DESCRIPTION OF THE TASK: Please output the listing exactly as it stands, but omit any images.

[INFORMATION SUPPLIED Boundary: Start]

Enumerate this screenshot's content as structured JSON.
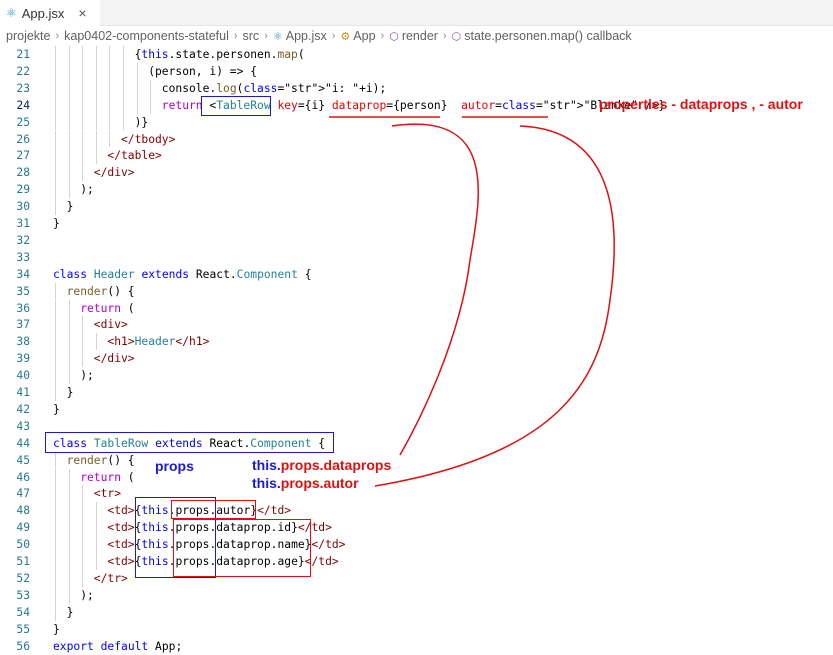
{
  "tab": {
    "label": "App.jsx",
    "close_glyph": "×",
    "icon": "react-icon"
  },
  "breadcrumb": [
    {
      "label": "projekte",
      "icon": ""
    },
    {
      "label": "kap0402-components-stateful",
      "icon": ""
    },
    {
      "label": "src",
      "icon": ""
    },
    {
      "label": "App.jsx",
      "icon": "react-icon"
    },
    {
      "label": "App",
      "icon": "class-icon"
    },
    {
      "label": "render",
      "icon": "method-icon"
    },
    {
      "label": "state.personen.map() callback",
      "icon": "method-icon"
    }
  ],
  "code": {
    "active_line": "24",
    "lines": [
      {
        "n": "21",
        "text": "{this.state.personen.map("
      },
      {
        "n": "22",
        "text": "(person, i) => {"
      },
      {
        "n": "23",
        "text": "console.log(\"i: \"+i);"
      },
      {
        "n": "24",
        "text": "return <TableRow key={i} dataprop={person}  autor=\"Blanke\" />}"
      },
      {
        "n": "25",
        "text": ")}"
      },
      {
        "n": "26",
        "text": "</tbody>"
      },
      {
        "n": "27",
        "text": "</table>"
      },
      {
        "n": "28",
        "text": "</div>"
      },
      {
        "n": "29",
        "text": ");"
      },
      {
        "n": "30",
        "text": "}"
      },
      {
        "n": "31",
        "text": "}"
      },
      {
        "n": "32",
        "text": ""
      },
      {
        "n": "33",
        "text": ""
      },
      {
        "n": "34",
        "text": "class Header extends React.Component {"
      },
      {
        "n": "35",
        "text": "render() {"
      },
      {
        "n": "36",
        "text": "return ("
      },
      {
        "n": "37",
        "text": "<div>"
      },
      {
        "n": "38",
        "text": "<h1>Header</h1>"
      },
      {
        "n": "39",
        "text": "</div>"
      },
      {
        "n": "40",
        "text": ");"
      },
      {
        "n": "41",
        "text": "}"
      },
      {
        "n": "42",
        "text": "}"
      },
      {
        "n": "43",
        "text": ""
      },
      {
        "n": "44",
        "text": "class TableRow extends React.Component {"
      },
      {
        "n": "45",
        "text": "render() {"
      },
      {
        "n": "46",
        "text": "return ("
      },
      {
        "n": "47",
        "text": "<tr>"
      },
      {
        "n": "48",
        "text": "<td>{this.props.autor}</td>"
      },
      {
        "n": "49",
        "text": "<td>{this.props.dataprop.id}</td>"
      },
      {
        "n": "50",
        "text": "<td>{this.props.dataprop.name}</td>"
      },
      {
        "n": "51",
        "text": "<td>{this.props.dataprop.age}</td>"
      },
      {
        "n": "52",
        "text": "</tr>"
      },
      {
        "n": "53",
        "text": ");"
      },
      {
        "n": "54",
        "text": "}"
      },
      {
        "n": "55",
        "text": "}"
      },
      {
        "n": "56",
        "text": "export default App;"
      }
    ]
  },
  "annotations": {
    "properties_note": "properties - dataprops , - autor",
    "props_label": "props",
    "this_prefix_1": "this.",
    "dataprops_label": "props.dataprops",
    "this_prefix_2": "this.",
    "autor_label": "props.autor"
  },
  "colors": {
    "annotation_red": "#e01010",
    "annotation_blue": "#1a1ad6",
    "line_number": "#237893",
    "keyword": "#0000ff",
    "tag": "#800000",
    "attribute": "#e50000"
  }
}
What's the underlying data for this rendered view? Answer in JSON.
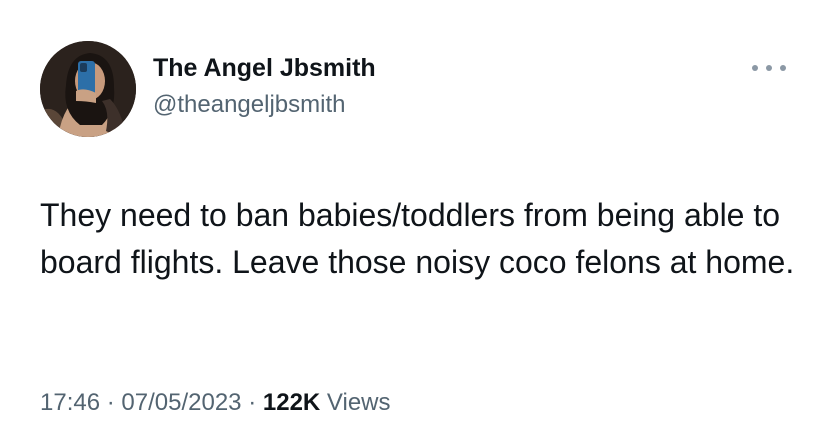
{
  "author": {
    "display_name": "The Angel Jbsmith",
    "handle": "@theangeljbsmith",
    "avatar_icon": "profile-photo"
  },
  "more_menu": {
    "icon": "more-horizontal-icon"
  },
  "tweet": {
    "text": "They need to ban babies/toddlers from being able to board flights. Leave those noisy coco felons at home."
  },
  "meta": {
    "time": "17:46",
    "separator": "·",
    "date": "07/05/2023",
    "views_count": "122K",
    "views_label": "Views"
  },
  "colors": {
    "text_primary": "#0f1419",
    "text_secondary": "#536471",
    "background": "#ffffff"
  }
}
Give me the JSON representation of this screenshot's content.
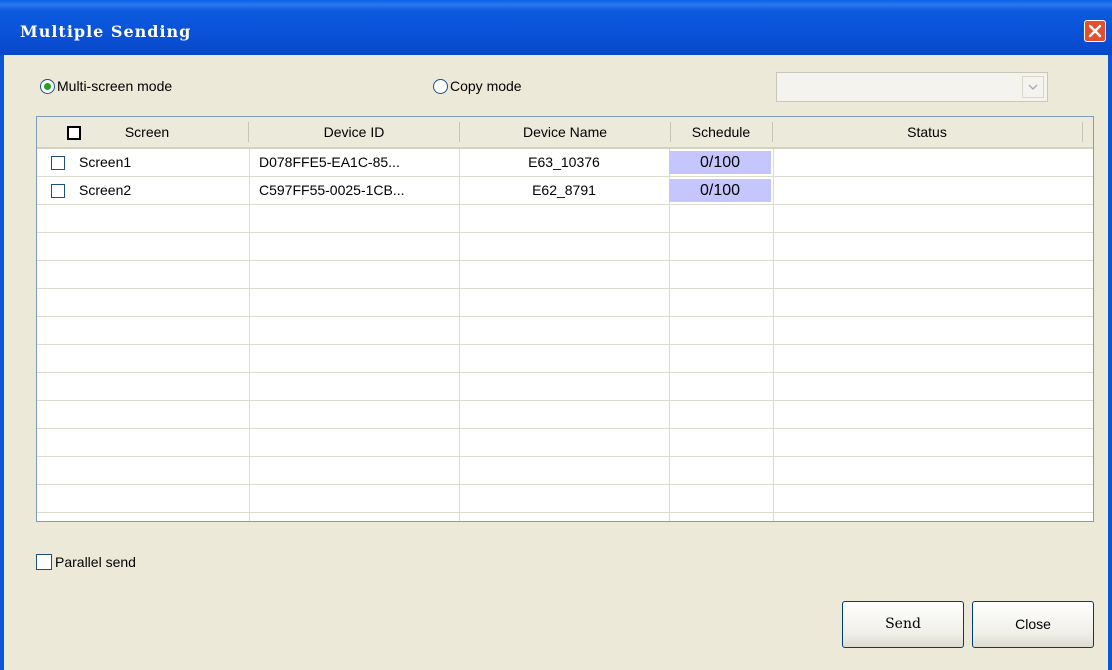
{
  "window": {
    "title": "Multiple Sending"
  },
  "modes": {
    "multi_screen": {
      "label": "Multi-screen mode",
      "selected": true
    },
    "copy": {
      "label": "Copy mode",
      "selected": false
    },
    "dropdown_value": ""
  },
  "table": {
    "columns": [
      "Screen",
      "Device ID",
      "Device Name",
      "Schedule",
      "Status"
    ],
    "rows": [
      {
        "screen": "Screen1",
        "device_id": "D078FFE5-EA1C-85...",
        "device_name": "E63_10376",
        "schedule": "0/100",
        "status": ""
      },
      {
        "screen": "Screen2",
        "device_id": "C597FF55-0025-1CB...",
        "device_name": "E62_8791",
        "schedule": "0/100",
        "status": ""
      }
    ]
  },
  "options": {
    "parallel_send": {
      "label": "Parallel send",
      "checked": false
    }
  },
  "buttons": {
    "send": "Send",
    "close": "Close"
  },
  "colors": {
    "title_bar": "#0a52d8",
    "schedule_fill": "#c6c6ff",
    "radio_dot": "#21a121",
    "close_button": "#e4502f"
  },
  "icons": {
    "close": "close-icon",
    "dropdown": "chevron-down-icon"
  }
}
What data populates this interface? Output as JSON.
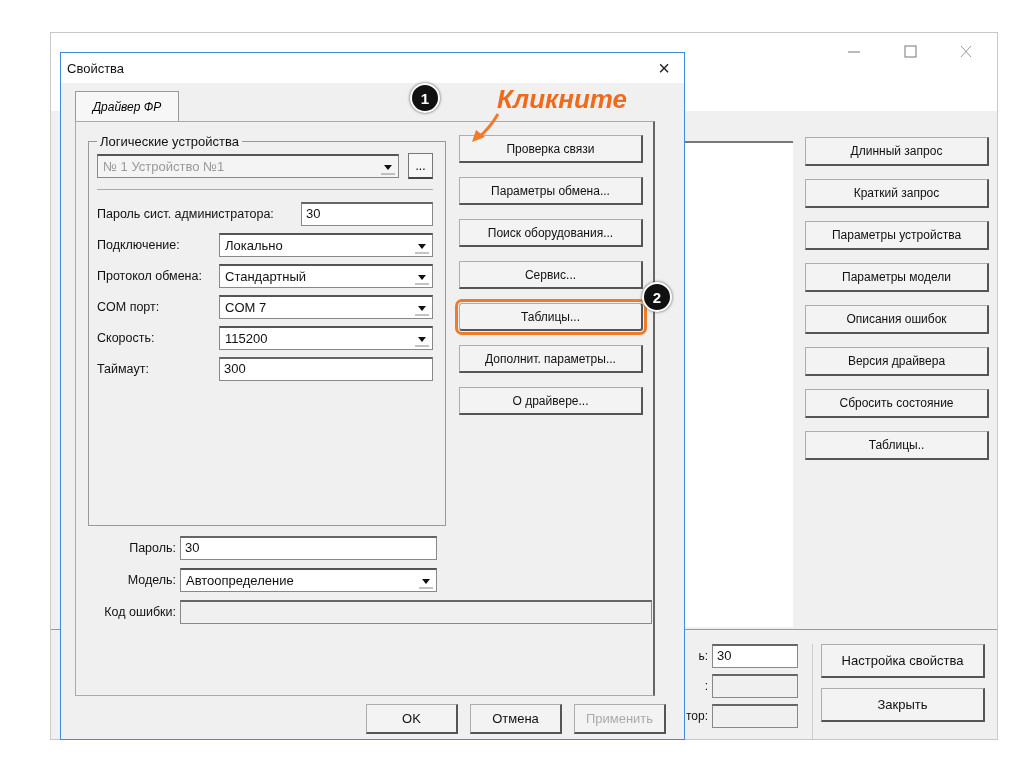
{
  "main_window": {
    "buttons": [
      {
        "label": "Длинный запрос"
      },
      {
        "label": "Краткий запрос"
      },
      {
        "label": "Параметры устройства"
      },
      {
        "label": "Параметры модели"
      },
      {
        "label": "Описания ошибок"
      },
      {
        "label": "Версия драйвера"
      },
      {
        "label": "Сбросить состояние"
      },
      {
        "label": "Таблицы.."
      }
    ],
    "bottom_fields": [
      {
        "label": "ь:",
        "value": "30"
      },
      {
        "label": ":"
      },
      {
        "label": "тор:"
      }
    ],
    "bottom_buttons": [
      {
        "label": "Настройка свойства"
      },
      {
        "label": "Закрыть"
      }
    ]
  },
  "dialog": {
    "title": "Свойства",
    "close": "×",
    "tabs": [
      {
        "label": "Драйвер ФР",
        "selected": true
      }
    ],
    "group_title": "Логические устройства",
    "device": {
      "value": "№ 1 Устройство №1",
      "disabled": true
    },
    "device_button": "...",
    "fields": [
      {
        "label": "Пароль сист. администратора:",
        "kind": "input",
        "value": "30"
      },
      {
        "label": "Подключение:",
        "kind": "combo",
        "value": "Локально"
      },
      {
        "label": "Протокол обмена:",
        "kind": "combo",
        "value": "Стандартный"
      },
      {
        "label": "COM порт:",
        "kind": "combo",
        "value": "COM 7"
      },
      {
        "label": "Скорость:",
        "kind": "combo",
        "value": "115200"
      },
      {
        "label": "Таймаут:",
        "kind": "input",
        "value": "300"
      }
    ],
    "action_buttons": [
      {
        "label": "Проверка связи",
        "highlighted": false
      },
      {
        "label": "Параметры обмена...",
        "highlighted": false
      },
      {
        "label": "Поиск оборудования...",
        "highlighted": false
      },
      {
        "label": "Сервис...",
        "highlighted": false
      },
      {
        "label": "Таблицы...",
        "highlighted": true
      },
      {
        "label": "Дополнит. параметры...",
        "highlighted": false
      },
      {
        "label": "О драйвере...",
        "highlighted": false
      }
    ],
    "bottom_fields": [
      {
        "label": "Пароль:",
        "kind": "input",
        "value": "30"
      },
      {
        "label": "Модель:",
        "kind": "combo",
        "value": "Автоопределение"
      },
      {
        "label": "Код ошибки:",
        "kind": "readonly"
      }
    ],
    "footer_buttons": [
      {
        "label": "OK",
        "disabled": false
      },
      {
        "label": "Отмена",
        "disabled": false
      },
      {
        "label": "Применить",
        "disabled": true
      }
    ]
  },
  "annotations": {
    "badges": [
      "1",
      "2"
    ],
    "callout": "Кликните"
  }
}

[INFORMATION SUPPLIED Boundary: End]

RESPONSE TO THE EXERCISE:
Enumerate this screenshot's content as structured JSON.
{
  "tab": {
    "label": "App.jsx",
    "close_glyph": "×",
    "icon": "react-icon"
  },
  "breadcrumb": [
    {
      "label": "projekte",
      "icon": ""
    },
    {
      "label": "kap0402-components-stateful",
      "icon": ""
    },
    {
      "label": "src",
      "icon": ""
    },
    {
      "label": "App.jsx",
      "icon": "react-icon"
    },
    {
      "label": "App",
      "icon": "class-icon"
    },
    {
      "label": "render",
      "icon": "method-icon"
    },
    {
      "label": "state.personen.map() callback",
      "icon": "method-icon"
    }
  ],
  "code": {
    "active_line": "24",
    "lines": [
      {
        "n": "21",
        "text": "{this.state.personen.map("
      },
      {
        "n": "22",
        "text": "(person, i) => {"
      },
      {
        "n": "23",
        "text": "console.log(\"i: \"+i);"
      },
      {
        "n": "24",
        "text": "return <TableRow key={i} dataprop={person}  autor=\"Blanke\" />}"
      },
      {
        "n": "25",
        "text": ")}"
      },
      {
        "n": "26",
        "text": "</tbody>"
      },
      {
        "n": "27",
        "text": "</table>"
      },
      {
        "n": "28",
        "text": "</div>"
      },
      {
        "n": "29",
        "text": ");"
      },
      {
        "n": "30",
        "text": "}"
      },
      {
        "n": "31",
        "text": "}"
      },
      {
        "n": "32",
        "text": ""
      },
      {
        "n": "33",
        "text": ""
      },
      {
        "n": "34",
        "text": "class Header extends React.Component {"
      },
      {
        "n": "35",
        "text": "render() {"
      },
      {
        "n": "36",
        "text": "return ("
      },
      {
        "n": "37",
        "text": "<div>"
      },
      {
        "n": "38",
        "text": "<h1>Header</h1>"
      },
      {
        "n": "39",
        "text": "</div>"
      },
      {
        "n": "40",
        "text": ");"
      },
      {
        "n": "41",
        "text": "}"
      },
      {
        "n": "42",
        "text": "}"
      },
      {
        "n": "43",
        "text": ""
      },
      {
        "n": "44",
        "text": "class TableRow extends React.Component {"
      },
      {
        "n": "45",
        "text": "render() {"
      },
      {
        "n": "46",
        "text": "return ("
      },
      {
        "n": "47",
        "text": "<tr>"
      },
      {
        "n": "48",
        "text": "<td>{this.props.autor}</td>"
      },
      {
        "n": "49",
        "text": "<td>{this.props.dataprop.id}</td>"
      },
      {
        "n": "50",
        "text": "<td>{this.props.dataprop.name}</td>"
      },
      {
        "n": "51",
        "text": "<td>{this.props.dataprop.age}</td>"
      },
      {
        "n": "52",
        "text": "</tr>"
      },
      {
        "n": "53",
        "text": ");"
      },
      {
        "n": "54",
        "text": "}"
      },
      {
        "n": "55",
        "text": "}"
      },
      {
        "n": "56",
        "text": "export default App;"
      }
    ]
  },
  "annotations": {
    "properties_note": "properties - dataprops , - autor",
    "props_label": "props",
    "this_prefix_1": "this.",
    "dataprops_label": "props.dataprops",
    "this_prefix_2": "this.",
    "autor_label": "props.autor"
  },
  "colors": {
    "annotation_red": "#e01010",
    "annotation_blue": "#1a1ad6",
    "line_number": "#237893",
    "keyword": "#0000ff",
    "tag": "#800000",
    "attribute": "#e50000"
  }
}
What's the underlying data for this rendered view? Answer in JSON.
{
  "author": {
    "display_name": "The Angel Jbsmith",
    "handle": "@theangeljbsmith",
    "avatar_icon": "profile-photo"
  },
  "more_menu": {
    "icon": "more-horizontal-icon"
  },
  "tweet": {
    "text": "They need to ban babies/toddlers from being able to board flights. Leave those noisy coco felons at home."
  },
  "meta": {
    "time": "17:46",
    "separator": "·",
    "date": "07/05/2023",
    "views_count": "122K",
    "views_label": "Views"
  },
  "colors": {
    "text_primary": "#0f1419",
    "text_secondary": "#536471",
    "background": "#ffffff"
  }
}
Give me the JSON representation of this screenshot's content.
{
  "window": {
    "title": "Multiple Sending"
  },
  "modes": {
    "multi_screen": {
      "label": "Multi-screen mode",
      "selected": true
    },
    "copy": {
      "label": "Copy mode",
      "selected": false
    },
    "dropdown_value": ""
  },
  "table": {
    "columns": [
      "Screen",
      "Device ID",
      "Device Name",
      "Schedule",
      "Status"
    ],
    "rows": [
      {
        "screen": "Screen1",
        "device_id": "D078FFE5-EA1C-85...",
        "device_name": "E63_10376",
        "schedule": "0/100",
        "status": ""
      },
      {
        "screen": "Screen2",
        "device_id": "C597FF55-0025-1CB...",
        "device_name": "E62_8791",
        "schedule": "0/100",
        "status": ""
      }
    ]
  },
  "options": {
    "parallel_send": {
      "label": "Parallel send",
      "checked": false
    }
  },
  "buttons": {
    "send": "Send",
    "close": "Close"
  },
  "colors": {
    "title_bar": "#0a52d8",
    "schedule_fill": "#c6c6ff",
    "radio_dot": "#21a121",
    "close_button": "#e4502f"
  },
  "icons": {
    "close": "close-icon",
    "dropdown": "chevron-down-icon"
  }
}
What data populates this interface? Output as JSON.
{
  "main_window": {
    "buttons": [
      {
        "label": "Длинный запрос"
      },
      {
        "label": "Краткий запрос"
      },
      {
        "label": "Параметры устройства"
      },
      {
        "label": "Параметры модели"
      },
      {
        "label": "Описания ошибок"
      },
      {
        "label": "Версия драйвера"
      },
      {
        "label": "Сбросить состояние"
      },
      {
        "label": "Таблицы.."
      }
    ],
    "bottom_fields": [
      {
        "label": "ь:",
        "value": "30"
      },
      {
        "label": ":"
      },
      {
        "label": "тор:"
      }
    ],
    "bottom_buttons": [
      {
        "label": "Настройка свойства"
      },
      {
        "label": "Закрыть"
      }
    ]
  },
  "dialog": {
    "title": "Свойства",
    "close": "×",
    "tabs": [
      {
        "label": "Драйвер ФР",
        "selected": true
      }
    ],
    "group_title": "Логические устройства",
    "device": {
      "value": "№ 1 Устройство №1",
      "disabled": true
    },
    "device_button": "...",
    "fields": [
      {
        "label": "Пароль сист. администратора:",
        "kind": "input",
        "value": "30"
      },
      {
        "label": "Подключение:",
        "kind": "combo",
        "value": "Локально"
      },
      {
        "label": "Протокол обмена:",
        "kind": "combo",
        "value": "Стандартный"
      },
      {
        "label": "COM порт:",
        "kind": "combo",
        "value": "COM 7"
      },
      {
        "label": "Скорость:",
        "kind": "combo",
        "value": "115200"
      },
      {
        "label": "Таймаут:",
        "kind": "input",
        "value": "300"
      }
    ],
    "action_buttons": [
      {
        "label": "Проверка связи",
        "highlighted": false
      },
      {
        "label": "Параметры обмена...",
        "highlighted": false
      },
      {
        "label": "Поиск оборудования...",
        "highlighted": false
      },
      {
        "label": "Сервис...",
        "highlighted": false
      },
      {
        "label": "Таблицы...",
        "highlighted": true
      },
      {
        "label": "Дополнит. параметры...",
        "highlighted": false
      },
      {
        "label": "О драйвере...",
        "highlighted": false
      }
    ],
    "bottom_fields": [
      {
        "label": "Пароль:",
        "kind": "input",
        "value": "30"
      },
      {
        "label": "Модель:",
        "kind": "combo",
        "value": "Автоопределение"
      },
      {
        "label": "Код ошибки:",
        "kind": "readonly"
      }
    ],
    "footer_buttons": [
      {
        "label": "OK",
        "disabled": false
      },
      {
        "label": "Отмена",
        "disabled": false
      },
      {
        "label": "Применить",
        "disabled": true
      }
    ]
  },
  "annotations": {
    "badges": [
      "1",
      "2"
    ],
    "callout": "Кликните"
  }
}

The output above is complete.